11+ Ways Women End Up Paying More Than Men

It’s called the “pink tax”: Women are paying more than men for almost identical things.

In 2015, a groundbreaking study released by the New York City Department of Consumer Affairs found a persistent surcharge for women’s products when they compared male and female versions of nearly 800 items. 

According to that report, entitled “From Cradle to Cane: The Cost of Being a Female Consumer”:

  • Toys for girls cost more 55 percent of the time, while boys’ toys cost more 8 percent of the time.
  • Women’s clothing costs more 40 percent of the time. On average, women pay around 8 percent more than men pay for clothes.
  • Clothing for girls costs an average of 4 percent more than clothing for boys.
  • Women’s personal care products cost about 13 percent more than comparable men’s products.
  • Dry cleaning is often more expensive for women.

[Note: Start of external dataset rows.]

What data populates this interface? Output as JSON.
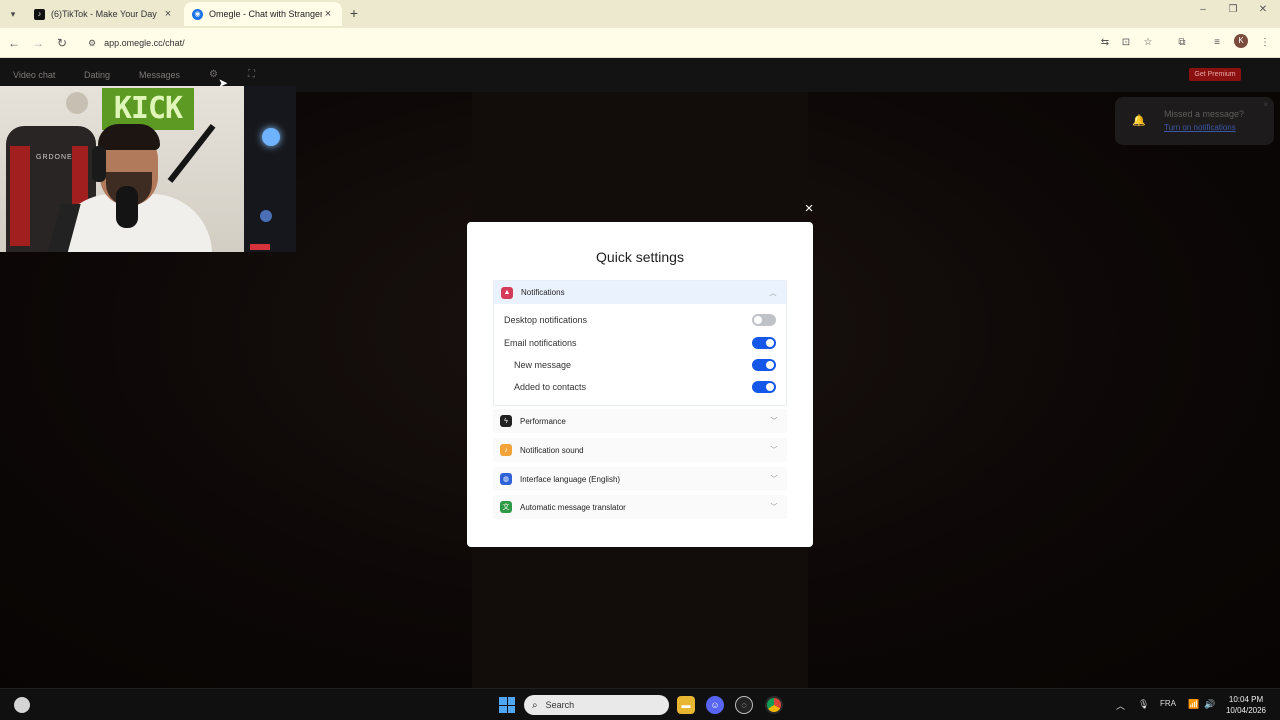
{
  "browser": {
    "tabs": [
      {
        "label": "(6)TikTok - Make Your Day",
        "active": false
      },
      {
        "label": "Omegle - Chat with Strangers",
        "active": true
      }
    ],
    "url": "app.omegle.cc/chat/",
    "profile_initial": "K"
  },
  "sitenav": {
    "links": [
      "Video chat",
      "Dating",
      "Messages"
    ],
    "premium_label": "Get Premium"
  },
  "webcam": {
    "sign_text": "KICK",
    "chair_text": "GRDONE"
  },
  "toast": {
    "title": "Missed a message?",
    "link": "Turn on notifications"
  },
  "modal": {
    "close": "×",
    "title": "Quick settings",
    "open_section": {
      "title": "Notifications",
      "items": [
        {
          "label": "Desktop notifications",
          "enabled": false
        },
        {
          "label": "Email notifications",
          "enabled": true
        },
        {
          "label": "New message",
          "enabled": true
        },
        {
          "label": "Added to contacts",
          "enabled": true
        }
      ]
    },
    "sections": [
      {
        "title": "Performance",
        "icon": "lightning-icon"
      },
      {
        "title": "Notification sound",
        "icon": "speaker-icon"
      },
      {
        "title": "Interface language (English)",
        "icon": "globe-icon"
      },
      {
        "title": "Automatic message translator",
        "icon": "translate-icon"
      }
    ]
  },
  "taskbar": {
    "search_placeholder": "Search",
    "language": "FRA",
    "time": "10:04 PM",
    "date": "10/04/2026"
  }
}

A more recent report, published by the Government Accountability Office in 2018, finds the pink tax disparity could be much more widespread, extending beyond goods purchased in stores.

Representative Carolyn Maloney (D-N.Y.) and Senator Bob Casey (D-Pa) requested the report, which used retail price data, federal consumer complaint data and academic studies to examine gender-related price differences in both goods and services.

The GAO first analyzed 10 personal hygiene products that “serve identical functions” but are marketed differently to different genders. The study found that, on average, women pay more for underarm deodorants, body deodorants, shaving cream, designer perfume and mass-market body sprays.

Meanwhile, men tend to pay more for shaving gel and non-disposable razors.

A 1994 report from the state of California estimated that women pay a “gender tax” of $1,351 per year.

But while the pink tax means that women pay more for personal care products, the GAO report reveals that women may also end up paying more for financial services.

“The so-called ‘pink tax’ has been observed in numerous media reports, and extends beyond products purchased in stores or online to services and financial services transactions that cost women more than men,” according to a summary of the report.

The report authors were reluctant to generalize their findings, but they found that the “consistent and  pervasive wage gap” between genders doesn’t just affect earned income. On average, American women pay more for auto loans and may also be required to pay more for mortgages, even though they default less often than men with similar credit history.

Speaking of earned income, the pink tax disparity is exacerbated by pay differentials: The average American woman earns about 80 percent of what her male counterpart does. Being non-white makes it even worse: Native American women make 57 percent, Latina women earn 54 percent and Black women make 63 percent of their male equivalents.

In the face of the pink tax, what can women do?

For now, with no laws in place to prevent the pink tax, women can ignore gender labels and just buy the cheaper version of personal care products. Most of the time, so-called men’s and women’s items are almost exactly the same.

And on International Women’s Day, let’s celebrate that Representative Jackie Speier (D-CA) is working to outlaw the pink tax. Along with 27 of her colleagues, she introduced the Pink Tax Repeal Act last year in a bid to outlaw gender-based discrimination in goods and services.

Speier explains:

Women get hit with a double whammy: They make less for doing the same work and they pay more for the same product or service because it’s for women. Whether it’s a pink teddy bear, deodorant from the same manufacturer, or a white laundered shirt, it’s time to say enough! Discrimination is illegal.

This March, Care2 is launching a campaign to empower women and girls. Join us!

Take Action!

If you think predatory pricing is wrong, sign this Care2 petition and urge Congress to pass a Ban the Pink Tax bill.

Creating a Care2 petition is easy. If you have an issue you care deeply about, why not start your own petition? Here are some guidelines to help you get started and soon the Care2 community will be signing up to support you.


Photo Credit: Getty Images


Richard B
Richard B10 days ago

thank you for posting

Coo R
Coo R11 days ago

what a shocker...

Sandra V
Sandra Vito11 days ago


Sandra V
Sandra Vito11 days ago


Eric Lees
Eric Lees12 days ago

The obvious question which this article does not address is why?

Is there some vast conspiracy to charge more for women's products and services or are there logical reasons at least for some?

The same applies to the so called wage gap between genders. Comparing apples to oranges?

Let's focus on the facts. More government intervention is seldom the solution and will only drive costs up further.

hELEN hEARFIELD12 days ago


Janis K
Janis K13 days ago

Thanks for sharing.

Joanna M
Joanna M13 days ago


Leo C
Leo C13 days ago

Thank you for sharing!

Gino C
Gino C13 days ago

thank you